Or, how Medicaid makes the mental health treatments it pays for worse at helping people...
I work as a project manager and biller for a BH agency in WA state. Here are some of my thoughts!
- Big general point: you are writing from the perspective of fee-for-service contracts, which are being phased out across the U.S. This is happening rather slowly, but it is happening. In 10 years, the transition to value-based contracts will likely (hopefully) be nearing completion. That doesn't mean "services" will be obsolete, just that they wont be the whole picture.
- At our clinic (in WA state), we have clinicians that do many different types of therapy and use a relatively small number of codes to represent these. They might do a variety of evidence-based practices within an individual therapy session, but the individual therapy session code is always either 90832, 90834, or 90837 depending on the time of the session. The different codes come in to play when the therapist is doing sessions with more than one person or non-therapeutic work (such as case-management). We have one clinician who is very adventurous with her therapy and may use meditation, EMDR, and some sort of life coaching in one session - all of this is billed under the same codes.
- The points you made about EBPs and the difficulty of standardizing them based on the most important success factors makes sense to me, but that isn't connected to billing or reimbursement in my state, even under fee-for-service.

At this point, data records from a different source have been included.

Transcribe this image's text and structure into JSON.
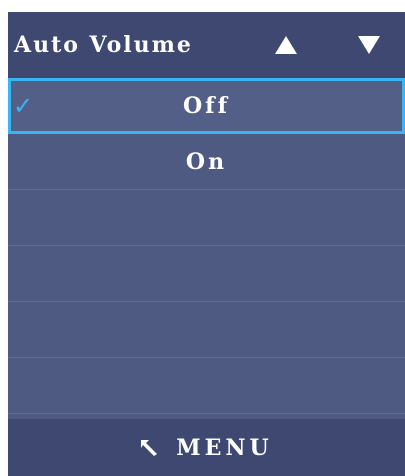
{
  "header": {
    "title": "Auto Volume",
    "up_icon": "triangle-up-icon",
    "down_icon": "triangle-down-icon"
  },
  "menu": {
    "items": [
      {
        "label": "Off",
        "selected": true
      },
      {
        "label": "On",
        "selected": false
      },
      {
        "label": "",
        "selected": false
      },
      {
        "label": "",
        "selected": false
      },
      {
        "label": "",
        "selected": false
      },
      {
        "label": "",
        "selected": false
      }
    ],
    "check_icon": "checkmark-icon"
  },
  "footer": {
    "label": "MENU",
    "back_icon": "return-arrow-icon"
  },
  "colors": {
    "panel": "#4e5a82",
    "header_footer": "#3e4870",
    "selection_border": "#38b6f4",
    "text": "#ffffff"
  }
}
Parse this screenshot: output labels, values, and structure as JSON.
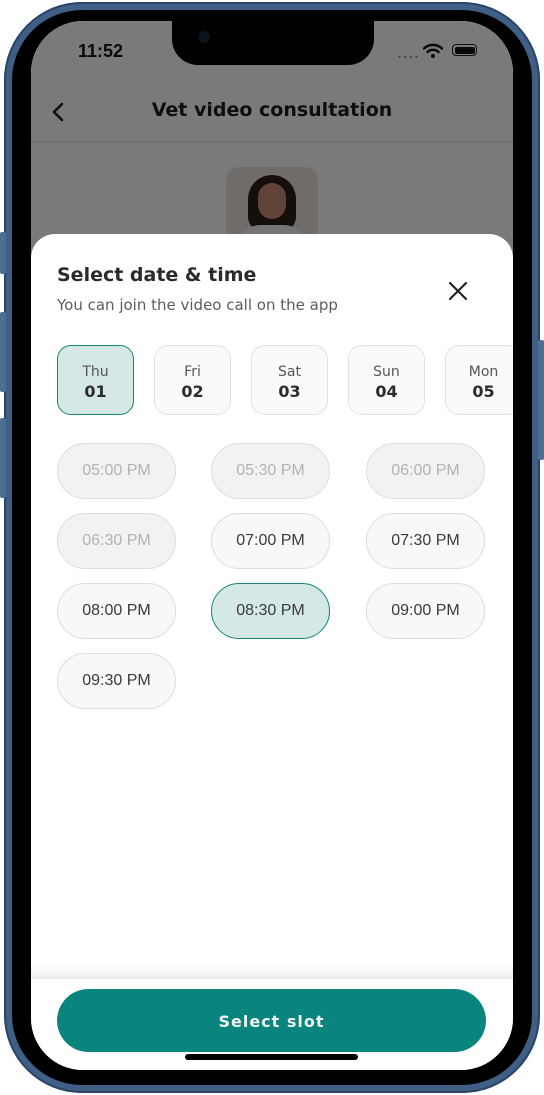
{
  "status_bar": {
    "time": "11:52",
    "signal_icon": "signal-dots-icon",
    "wifi_icon": "wifi-icon",
    "battery_icon": "battery-icon"
  },
  "header": {
    "back_icon": "chevron-left-icon",
    "title": "Vet video consultation"
  },
  "doctor": {
    "photo": "doctor-avatar"
  },
  "sheet": {
    "title": "Select date & time",
    "subtitle": "You can join the video call on the app",
    "close_icon": "close-icon",
    "dates": [
      {
        "day": "Thu",
        "date": "01",
        "selected": true
      },
      {
        "day": "Fri",
        "date": "02",
        "selected": false
      },
      {
        "day": "Sat",
        "date": "03",
        "selected": false
      },
      {
        "day": "Sun",
        "date": "04",
        "selected": false
      },
      {
        "day": "Mon",
        "date": "05",
        "selected": false
      }
    ],
    "slots": [
      {
        "label": "05:00 PM",
        "state": "disabled"
      },
      {
        "label": "05:30 PM",
        "state": "disabled"
      },
      {
        "label": "06:00 PM",
        "state": "disabled"
      },
      {
        "label": "06:30 PM",
        "state": "disabled"
      },
      {
        "label": "07:00 PM",
        "state": "available"
      },
      {
        "label": "07:30 PM",
        "state": "available"
      },
      {
        "label": "08:00 PM",
        "state": "available"
      },
      {
        "label": "08:30 PM",
        "state": "selected"
      },
      {
        "label": "09:00 PM",
        "state": "available"
      },
      {
        "label": "09:30 PM",
        "state": "available"
      }
    ],
    "select_button": "Select slot"
  },
  "colors": {
    "accent": "#0a857d",
    "selected_bg": "#d4e8e6",
    "selected_border": "#17857b",
    "frame": "#3f5f86"
  }
}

- Low reimbursement for the mental health field is a big problem here, leading to worse care.
This part is important and [becoming] inaccurate in my state: Quote from article: "So, back to your mythical mental health organization that wants to bill Medicaid for its new service. You can’t bill Medicaid for ‘our therapists are happy, motivated, well-paid, respond to clients in the moment without a script, and are in a position to build trusting relationships with their clients over time’. There’s a category error–this simply isn’t a ‘service’ and Medicaid only pays for ‘services’."

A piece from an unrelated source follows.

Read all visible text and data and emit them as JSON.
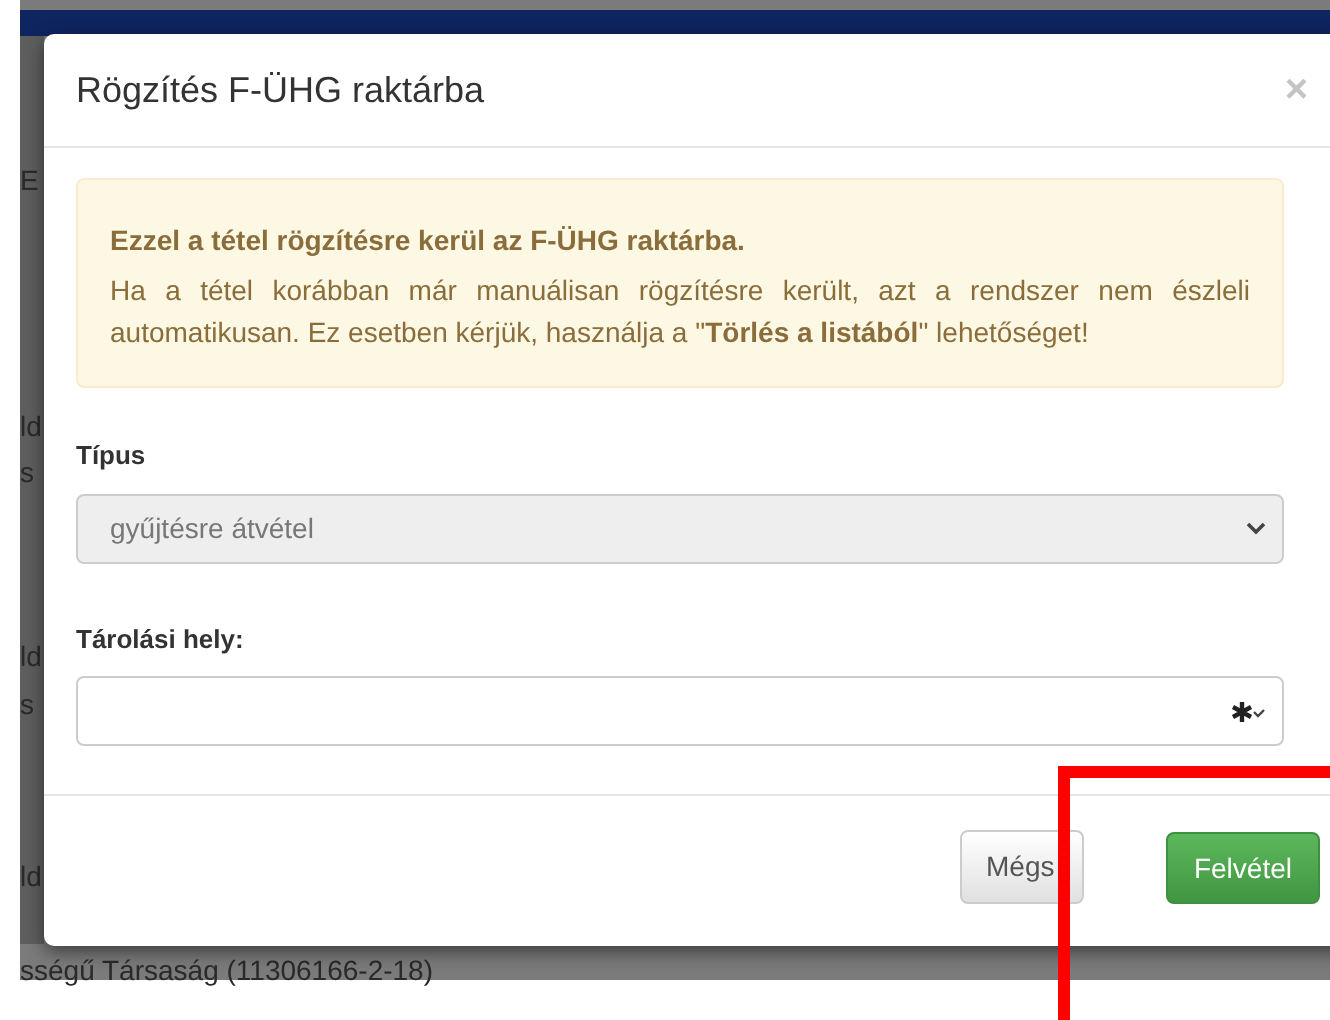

- With the new world of "Value-Based Payment", which is where Medicaid is moving, you are able to get paid for these sorts of factors (indirectly, of course). Some of the newest contracts I've seen have a base-rate that depends on fee-for-service and then adds bonuses based on other factors. This is still a "lower" model that incentivizes overutilization of services, which Medicaid is moving away from. In the future, there will probably be something like a (hopefully reasonable) minimum number of service hours needed to get paid to cover business expenses and then bonuses on top of that for business expansion.

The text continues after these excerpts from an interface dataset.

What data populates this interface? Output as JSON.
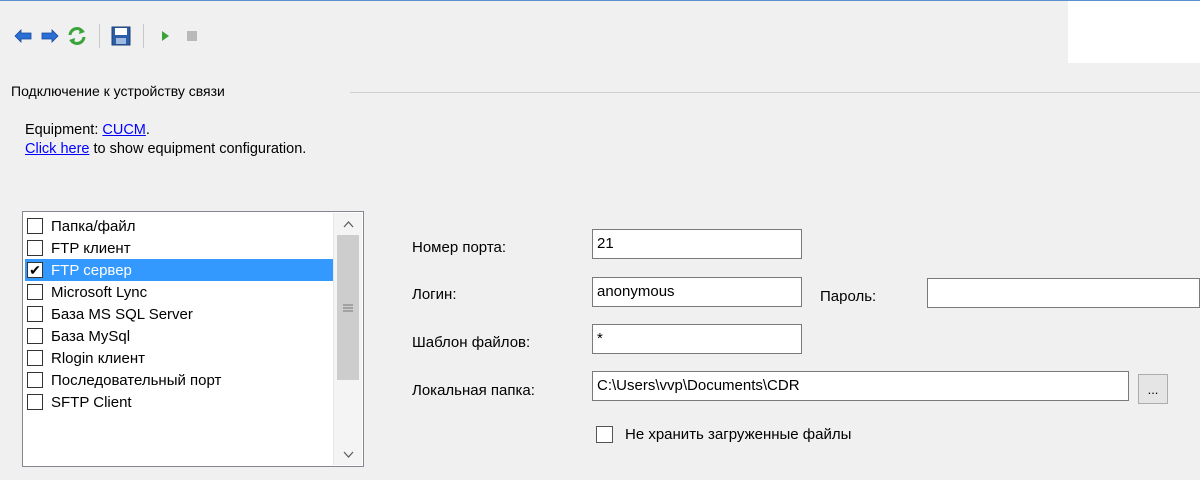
{
  "toolbar": {
    "buttons": [
      {
        "icon": "arrow-left-icon"
      },
      {
        "icon": "arrow-right-icon"
      },
      {
        "icon": "refresh-icon"
      },
      {
        "icon": "save-icon"
      },
      {
        "icon": "play-icon"
      },
      {
        "icon": "stop-icon"
      }
    ]
  },
  "group": {
    "title": "Подключение к устройству связи"
  },
  "equipment": {
    "prefix": "Equipment: ",
    "name": "CUCM",
    "suffix": ".",
    "click_link": "Click here",
    "click_text": " to show equipment configuration."
  },
  "connection_list": {
    "items": [
      {
        "label": "Папка/файл",
        "checked": false,
        "selected": false
      },
      {
        "label": "FTP клиент",
        "checked": false,
        "selected": false
      },
      {
        "label": "FTP сервер",
        "checked": true,
        "selected": true
      },
      {
        "label": "Microsoft Lync",
        "checked": false,
        "selected": false
      },
      {
        "label": "База MS SQL Server",
        "checked": false,
        "selected": false
      },
      {
        "label": "База MySql",
        "checked": false,
        "selected": false
      },
      {
        "label": "Rlogin клиент",
        "checked": false,
        "selected": false
      },
      {
        "label": "Последовательный порт",
        "checked": false,
        "selected": false
      },
      {
        "label": "SFTP Client",
        "checked": false,
        "selected": false
      }
    ]
  },
  "form": {
    "port_label": "Номер порта:",
    "port_value": "21",
    "login_label": "Логин:",
    "login_value": "anonymous",
    "password_label": "Пароль:",
    "password_value": "",
    "pattern_label": "Шаблон файлов:",
    "pattern_value": "*",
    "folder_label": "Локальная папка:",
    "folder_value": "C:\\Users\\vvp\\Documents\\CDR",
    "browse_label": "...",
    "nokeep_label": "Не хранить загруженные файлы",
    "nokeep_checked": false
  },
  "colors": {
    "selection": "#3399ff",
    "link": "#0000ff"
  }
}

- What are the bonuses based on? Examples: 1) penetration rate - if a client is diagnosed with a behavioral health problem, does that client engage in treatment. To increase this number, at least one of the factors is something like, to quote the article, "our therapists are happy, motivated, well-paid, respond to clients in the moment without a script, and are in a position to build trusting relationships with their clients over time". Mission, values, purpose - these are sensed by the client and are factors in engagement. What makes a client engage with services? The type of therapists you described would likely increase penetration rate. [note: adequate workforce is a necessary pre-requisite for penetration rates to improve and is a big problem, but that's for a different conversation...]
- Another example of a Medicaid bonus: 2) improved mental health assessment scores (PHQ-9, GAD-7, etc). To reliably increase or maintain these numbers to get a bonus, you need to actually be effective in treatment. This transcends the "services" orientation and focuses on actual mental health outcomes, regardless of the method. This frees up mental health agencies to try their own methods to see what works - again, in my state these codes don't differ based on modality.
You’re missing the perspective of therapies like Coherence Therapy and Internal Family Systems, which set up a series of steps that have the effect of causing transformational change, but allow a great deal of improvisation and flexibility in how each step is done.
Re the parable of Dr. X: getting amazing results initially, but failing to beat placebo later at scale.
(1) How many specific times has this sort of story happened? Once, twice? A dozen times? A hundred? Too many to count? It would be interesting if there was a meta study just examining this phenomenon alone.
(2) Does standardization always lead to effectiveness declines? This feels like its own kind of Replication Crisis, but turned on it heads. Instead of the issue being bad initial results, it’s bad replicators. How widely known is this problem within the field?
(3) Are there any notable exceptions, where a technique didn’t degenerate as it scaled? Or not as badly? Or perhaps even more surprisingly— it got even better results at scale? I’d want to know about any exceptions… what did they do differently?
Thanks. So much great insight in here.